Republic of Moldova is yet another exception that has enriched “social practice” three years ago. In February 2001 for the first time ever in the international “social practice” a Communist Party has been brought to power by free and fair elections. This time though, the exception is another testimony to the rule. The thing is that Communist leaders announced they were revising party program and bylaws as the two documents stemming from Communist doctrine were no longer meeting the realities of the day, because they had been adopted at the time Communist Party was in opposition. If so, was then the communist rhetoric good only for bringing the party to power?

In fact, watchers of the social-political developments in Moldova know that Party of Communists passed its program on April 21, 2001, at its winner’s congress, two months after their landslide victory in parliamentary elections; and not while the party was in opposition as it likes to insinuate. During that Congress Communist leader announced that their victory was the first step towards reviving Communist movement in CIS. The new Communist party program reconfirmed the thesis on the need of rebuilding “federation of sovereign republic”, i.e. USSR. It also condemned globalisation as a sign of neo-imperialism and instrument of “American imperialism” — WTO, etc.

Curiously, two months later Communist Party voted in favour of joining WTO. In another two months it declared liberalizing economy its top priority. Later, integration in the EU was declared to be one of Moldova’s strategic goals; albeit it ran counter to the party’s political program, not to mention its electoral program militating for joining Russia-Belarus Union. Then what consensus over social order (either in relations with right or left opposition, or citizens for that matter) are we talking about?

Social practice indicates that such behaviour is usually displayed by those who follow the principle: the goal justifies the means, whereas the ultimate goal in this case seems to be staying in power no matter what. Such a goal would never contribute to the consolidation of the society, not to mention civil society.

Moral order

The aforesaid brings to light the discrepancy between the party documents and electoral program and the behaviour of the ruling party, both of which undermine the “moral order” as a foundation of the civil society. And this because electoral program is nothing but a “social contract” concluded between a certain political party and its electorate.

What a better occasion to talk “moral order” than Easter, which usually precedes or follows Communist’s celebration of V.I. Lenin on April 22.

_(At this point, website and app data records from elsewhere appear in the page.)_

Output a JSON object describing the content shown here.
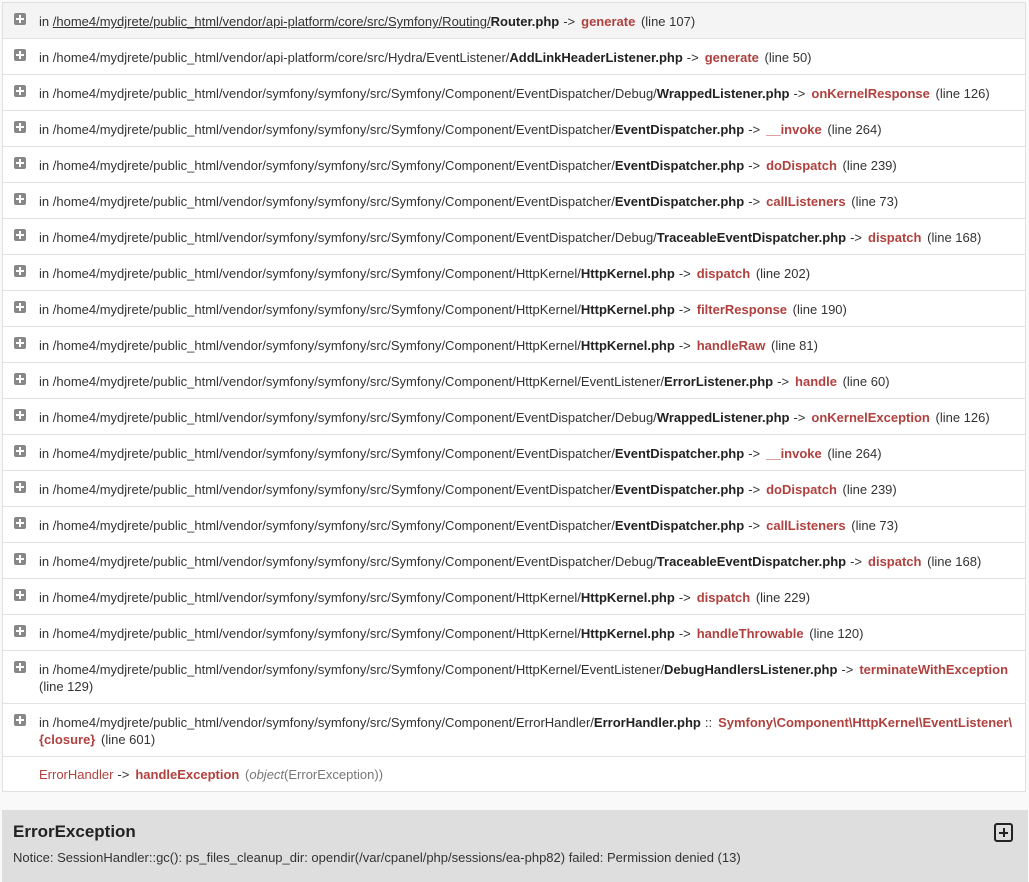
{
  "trace_rows": [
    {
      "prefix": "in",
      "path": "/home4/mydjrete/public_html/vendor/api-platform/core/src/Symfony/Routing/",
      "file": "Router.php",
      "sep": "->",
      "method": "generate",
      "line": "(line 107)"
    },
    {
      "prefix": "in",
      "path": "/home4/mydjrete/public_html/vendor/api-platform/core/src/Hydra/EventListener/",
      "file": "AddLinkHeaderListener.php",
      "sep": "->",
      "method": "generate",
      "line": "(line 50)"
    },
    {
      "prefix": "in",
      "path": "/home4/mydjrete/public_html/vendor/symfony/symfony/src/Symfony/Component/EventDispatcher/Debug/",
      "file": "WrappedListener.php",
      "sep": "->",
      "method": "onKernelResponse",
      "line": "(line 126)"
    },
    {
      "prefix": "in",
      "path": "/home4/mydjrete/public_html/vendor/symfony/symfony/src/Symfony/Component/EventDispatcher/",
      "file": "EventDispatcher.php",
      "sep": "->",
      "method": "__invoke",
      "line": "(line 264)"
    },
    {
      "prefix": "in",
      "path": "/home4/mydjrete/public_html/vendor/symfony/symfony/src/Symfony/Component/EventDispatcher/",
      "file": "EventDispatcher.php",
      "sep": "->",
      "method": "doDispatch",
      "line": "(line 239)"
    },
    {
      "prefix": "in",
      "path": "/home4/mydjrete/public_html/vendor/symfony/symfony/src/Symfony/Component/EventDispatcher/",
      "file": "EventDispatcher.php",
      "sep": "->",
      "method": "callListeners",
      "line": "(line 73)"
    },
    {
      "prefix": "in",
      "path": "/home4/mydjrete/public_html/vendor/symfony/symfony/src/Symfony/Component/EventDispatcher/Debug/",
      "file": "TraceableEventDispatcher.php",
      "sep": "->",
      "method": "dispatch",
      "line": "(line 168)"
    },
    {
      "prefix": "in",
      "path": "/home4/mydjrete/public_html/vendor/symfony/symfony/src/Symfony/Component/HttpKernel/",
      "file": "HttpKernel.php",
      "sep": "->",
      "method": "dispatch",
      "line": "(line 202)"
    },
    {
      "prefix": "in",
      "path": "/home4/mydjrete/public_html/vendor/symfony/symfony/src/Symfony/Component/HttpKernel/",
      "file": "HttpKernel.php",
      "sep": "->",
      "method": "filterResponse",
      "line": "(line 190)"
    },
    {
      "prefix": "in",
      "path": "/home4/mydjrete/public_html/vendor/symfony/symfony/src/Symfony/Component/HttpKernel/",
      "file": "HttpKernel.php",
      "sep": "->",
      "method": "handleRaw",
      "line": "(line 81)"
    },
    {
      "prefix": "in",
      "path": "/home4/mydjrete/public_html/vendor/symfony/symfony/src/Symfony/Component/HttpKernel/EventListener/",
      "file": "ErrorListener.php",
      "sep": "->",
      "method": "handle",
      "line": "(line 60)"
    },
    {
      "prefix": "in",
      "path": "/home4/mydjrete/public_html/vendor/symfony/symfony/src/Symfony/Component/EventDispatcher/Debug/",
      "file": "WrappedListener.php",
      "sep": "->",
      "method": "onKernelException",
      "line": "(line 126)"
    },
    {
      "prefix": "in",
      "path": "/home4/mydjrete/public_html/vendor/symfony/symfony/src/Symfony/Component/EventDispatcher/",
      "file": "EventDispatcher.php",
      "sep": "->",
      "method": "__invoke",
      "line": "(line 264)"
    },
    {
      "prefix": "in",
      "path": "/home4/mydjrete/public_html/vendor/symfony/symfony/src/Symfony/Component/EventDispatcher/",
      "file": "EventDispatcher.php",
      "sep": "->",
      "method": "doDispatch",
      "line": "(line 239)"
    },
    {
      "prefix": "in",
      "path": "/home4/mydjrete/public_html/vendor/symfony/symfony/src/Symfony/Component/EventDispatcher/",
      "file": "EventDispatcher.php",
      "sep": "->",
      "method": "callListeners",
      "line": "(line 73)"
    },
    {
      "prefix": "in",
      "path": "/home4/mydjrete/public_html/vendor/symfony/symfony/src/Symfony/Component/EventDispatcher/Debug/",
      "file": "TraceableEventDispatcher.php",
      "sep": "->",
      "method": "dispatch",
      "line": "(line 168)"
    },
    {
      "prefix": "in",
      "path": "/home4/mydjrete/public_html/vendor/symfony/symfony/src/Symfony/Component/HttpKernel/",
      "file": "HttpKernel.php",
      "sep": "->",
      "method": "dispatch",
      "line": "(line 229)"
    },
    {
      "prefix": "in",
      "path": "/home4/mydjrete/public_html/vendor/symfony/symfony/src/Symfony/Component/HttpKernel/",
      "file": "HttpKernel.php",
      "sep": "->",
      "method": "handleThrowable",
      "line": "(line 120)"
    },
    {
      "prefix": "in",
      "path": "/home4/mydjrete/public_html/vendor/symfony/symfony/src/Symfony/Component/HttpKernel/EventListener/",
      "file": "DebugHandlersListener.php",
      "sep": "->",
      "method": "terminateWithException",
      "line": "(line 129)"
    },
    {
      "prefix": "in",
      "path": "/home4/mydjrete/public_html/vendor/symfony/symfony/src/Symfony/Component/ErrorHandler/",
      "file": "ErrorHandler.php",
      "sep": "::",
      "method": "Symfony\\Component\\HttpKernel\\EventListener\\{closure}",
      "line": "(line 601)"
    }
  ],
  "last_row": {
    "class": "ErrorHandler",
    "sep": "->",
    "method": "handleException",
    "open": "(",
    "arg_type": "object",
    "arg_value": "(ErrorException)",
    "close": ")"
  },
  "exception": {
    "title": "ErrorException",
    "message": "Notice: SessionHandler::gc(): ps_files_cleanup_dir: opendir(/var/cpanel/php/sessions/ea-php82) failed: Permission denied (13)"
  },
  "colors": {
    "method": "#b0413e",
    "panel": "#dedede"
  }
}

This year, as was the case last year, public opinion was outraged by the way Communist Party equally celebrated both occasions. Last year, Communist leaders attended the Easter ceremony, the President even received the Holly Fire brought from Jerusalem to pass it on to the people. The same happened this year. This time however President called on his fellow citizens: “Let us unite in the name of this Holly Fire to be together forever”. Thus, believers may only wonder about the “moral order” and abiding Lord’s preaching: “Give to Caesar what is Caesar’s, and to God what is God’s” (Mathew 22:21, Luca 20:25). And this the more so as last year (including on the election day held several weeks after Easter), National TV broadcasted several times a movie featuring President Voronin endorsing Communist candidates in elections with the reporter, Carmelia Albu, disclosing the fact that the President was not a believer.

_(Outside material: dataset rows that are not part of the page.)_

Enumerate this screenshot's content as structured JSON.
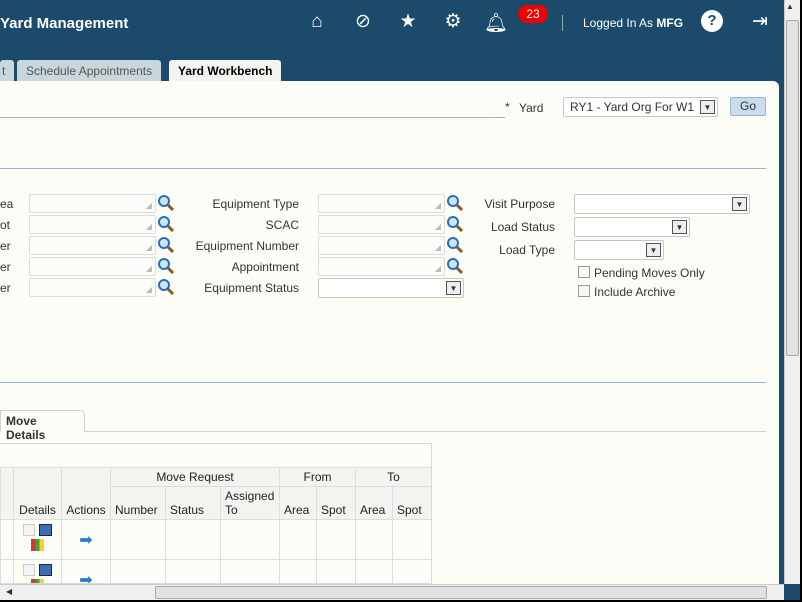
{
  "header": {
    "title": "Yard Management",
    "notification_count": "23",
    "login_prefix": "Logged In As",
    "user": "MFG",
    "icons": [
      "home-icon",
      "compass-icon",
      "star-icon",
      "gear-icon",
      "bell-icon",
      "help-icon",
      "logout-icon"
    ]
  },
  "tabs": [
    {
      "label": "t"
    },
    {
      "label": "Schedule Appointments"
    },
    {
      "label": "Yard Workbench",
      "active": true
    }
  ],
  "yard": {
    "required": "*",
    "label": "Yard",
    "value": "RY1 - Yard Org For W1",
    "go": "Go"
  },
  "search": {
    "left_labels": [
      "ea",
      "ot",
      "er",
      "er",
      "er"
    ],
    "middle": [
      {
        "label": "Equipment Type",
        "type": "lov"
      },
      {
        "label": "SCAC",
        "type": "lov"
      },
      {
        "label": "Equipment Number",
        "type": "lov"
      },
      {
        "label": "Appointment",
        "type": "lov"
      },
      {
        "label": "Equipment Status",
        "type": "select",
        "value": ""
      }
    ],
    "right": [
      {
        "label": "Visit Purpose",
        "value": ""
      },
      {
        "label": "Load Status",
        "value": ""
      },
      {
        "label": "Load Type",
        "value": ""
      }
    ],
    "checkboxes": [
      {
        "label": "Pending Moves Only",
        "checked": false
      },
      {
        "label": "Include Archive",
        "checked": false
      }
    ]
  },
  "results": {
    "tab": "Move Details",
    "groups": [
      "Move Request",
      "From",
      "To"
    ],
    "columns": [
      "Details",
      "Actions",
      "Number",
      "Status",
      "Assigned To",
      "Area",
      "Spot",
      "Area",
      "Spot"
    ]
  }
}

That’s the plain truth… In his capacity as an atheist and leader of the Party of Communists, the President together with his fellow comrades bowed to the Lenin’s monument on April 22 reiterating that Lenin’s ideals were still guiding ideas albeit they preached atheism and despite the fact that Lenin was the one to order hundreds and thousands of clergy to be killed. Still, President called ordinary citizens and believers to “unite in the name of Holly Fire” brought from the grave of the Lord, who used to say “No one can serve two masters. Either he will hate the one and love the other, or he will be devoted to the one and despise the other. You cannot serve both God and Money” (Mathew 6:24).

Therefore, the evolution of the Moldovan civil society is undermined by the lack on the social and moral order.

It’s clear than nothing is clear Pre-election configuration